Article 8th. Any person or persons holding ground for mining purposes in this District, on and after the first day of May 1864, shall be required to perform or cause to be performed thereon the amount of three days labor to each claim, in every ninety days, and if any person or persons shall comply with the above provisions for the period of one year, he or they shall thereby acquire perpetual title thereto. The labor to be examined and certified to by the Recorder, as provided in art. 7th; Provided always that the labor be performed or record renewed according to Art. 7th of this code—
Article 9th. If any person or persons holding ground for Mining purposes in this District perform or cause to be performed thereon the amount of twelve days labor at any time after the first day of May 1864, Shall thereby acquire perpetual title thereto; The labor to be examined & certified to by the Recorder; And provided always that labor be performed or record renewed as provided in Article 7th of this code.
10th. A miners meeting may be called at any time by putting notices in three conspicuous places in the District, ten days previous to the time of holding the meeting, stating in such notice the object for which the meeting is called, and place of holding the same, all such notices to be signed by the Quartz Miners of the District.
Article 11th. All persons owning ground & residing in this District may vote at any meeting properly called by Quartz Miners. All persons non-resident of this District may vote by proxy; provided they hold at the time of such meeting one claim in the District.
Article 12th. The Recorder shall furnish at his own expense all books necessary for the recording of claims deeds of transfer &c. pertaining to his office, and keep the same open to the inspection of the public; and turn them over to his successor in office free of charge.
Article 13th. An election shall be held on the first Monday in December of each year for the purpose of choosing a Recorder. A majority of the votes cast by ballot to elect. The Recorder so elected to commence his duties and take charge of the books on the first Monday after his election.
Article 14th. In case of the death or resignation of the Recorder, an election shall be ordered as provided in Art. 10th of this code for the choosing of a Recorder to fill his unexpired term of office.
We the undersigned committee appointed to draft and report By-laws & regulations for the better government of Quartz mining in Quartz-Mountain District, having examined the foregoing Laws, do certify them as a true & correct copy of the Original Laws as adopted at the meeting called for this purpose Dec. 27th 1863.

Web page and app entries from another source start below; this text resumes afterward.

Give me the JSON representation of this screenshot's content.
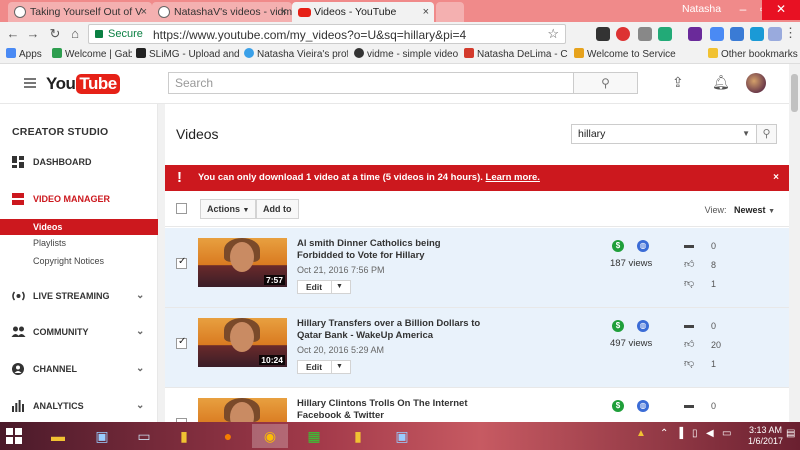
{
  "browser": {
    "tabs": [
      {
        "title": "Taking Yourself Out of V",
        "active": false
      },
      {
        "title": "NatashaV's videos - vidm",
        "active": false
      },
      {
        "title": "Videos - YouTube",
        "active": true
      }
    ],
    "user_name": "Natasha",
    "secure_label": "Secure",
    "url": "https://www.youtube.com/my_videos?o=U&sq=hillary&pi=4",
    "bookmarks": [
      {
        "label": "Apps",
        "color": "#4a8af4"
      },
      {
        "label": "Welcome | Gab",
        "color": "#2e9e4f"
      },
      {
        "label": "SLiMG - Upload and S",
        "color": "#222222"
      },
      {
        "label": "Natasha Vieira's profi",
        "color": "#3aa0e8"
      },
      {
        "label": "vidme - simple video",
        "color": "#333333"
      },
      {
        "label": "Natasha DeLima - Cha",
        "color": "#d33a2c"
      },
      {
        "label": "Welcome to Service C",
        "color": "#e6a21c"
      },
      {
        "label": "Other bookmarks",
        "color": "#f1c232"
      }
    ]
  },
  "youtube": {
    "logo_you": "You",
    "logo_tube": "Tube",
    "search_placeholder": "Search"
  },
  "sidebar": {
    "title": "CREATOR STUDIO",
    "items": [
      {
        "label": "DASHBOARD",
        "icon": "dashboard-icon",
        "active": false,
        "expandable": false
      },
      {
        "label": "VIDEO MANAGER",
        "icon": "video-manager-icon",
        "active": true,
        "expandable": false
      },
      {
        "label": "LIVE STREAMING",
        "icon": "live-streaming-icon",
        "active": false,
        "expandable": true
      },
      {
        "label": "COMMUNITY",
        "icon": "community-icon",
        "active": false,
        "expandable": true
      },
      {
        "label": "CHANNEL",
        "icon": "channel-icon",
        "active": false,
        "expandable": true
      },
      {
        "label": "ANALYTICS",
        "icon": "analytics-icon",
        "active": false,
        "expandable": true
      }
    ],
    "subitems": [
      {
        "label": "Videos",
        "active": true
      },
      {
        "label": "Playlists",
        "active": false
      },
      {
        "label": "Copyright Notices",
        "active": false
      }
    ]
  },
  "main": {
    "title": "Videos",
    "search_value": "hillary",
    "alert": {
      "message": "You can only download 1 video at a time (5 videos in 24 hours).",
      "link": "Learn more.",
      "close": "×"
    },
    "actions_label": "Actions",
    "add_to_label": "Add to",
    "view_label": "View:",
    "view_value": "Newest",
    "edit_label": "Edit",
    "videos": [
      {
        "title": "Al smith Dinner Catholics being Forbidded to Vote for Hillary",
        "date": "Oct 21, 2016 7:56 PM",
        "duration": "7:57",
        "views": "187 views",
        "comments": "0",
        "likes": "8",
        "dislikes": "1",
        "selected": true
      },
      {
        "title": "Hillary Transfers over a Billion Dollars to Qatar Bank - WakeUp America",
        "date": "Oct 20, 2016 5:29 AM",
        "duration": "10:24",
        "views": "497 views",
        "comments": "0",
        "likes": "20",
        "dislikes": "1",
        "selected": true
      },
      {
        "title": "Hillary Clintons Trolls On The Internet Facebook & Twitter",
        "date": "",
        "duration": "",
        "views": "",
        "comments": "0",
        "likes": "",
        "dislikes": "",
        "selected": false
      }
    ]
  },
  "taskbar": {
    "time": "3:13 AM",
    "date": "1/6/2017"
  },
  "colors": {
    "youtube_red": "#e62117",
    "studio_red": "#cc181e",
    "secure_green": "#0b8043"
  }
}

The foregoing mining districts were formed under the old California mining laws, which allowed miners to form their own mining districts, and designate the number of claims, and their size, which could be located. Claims on placers covered certain areas, and vein mines were located on the ledge vertically, in general not following dips, spurs and angles.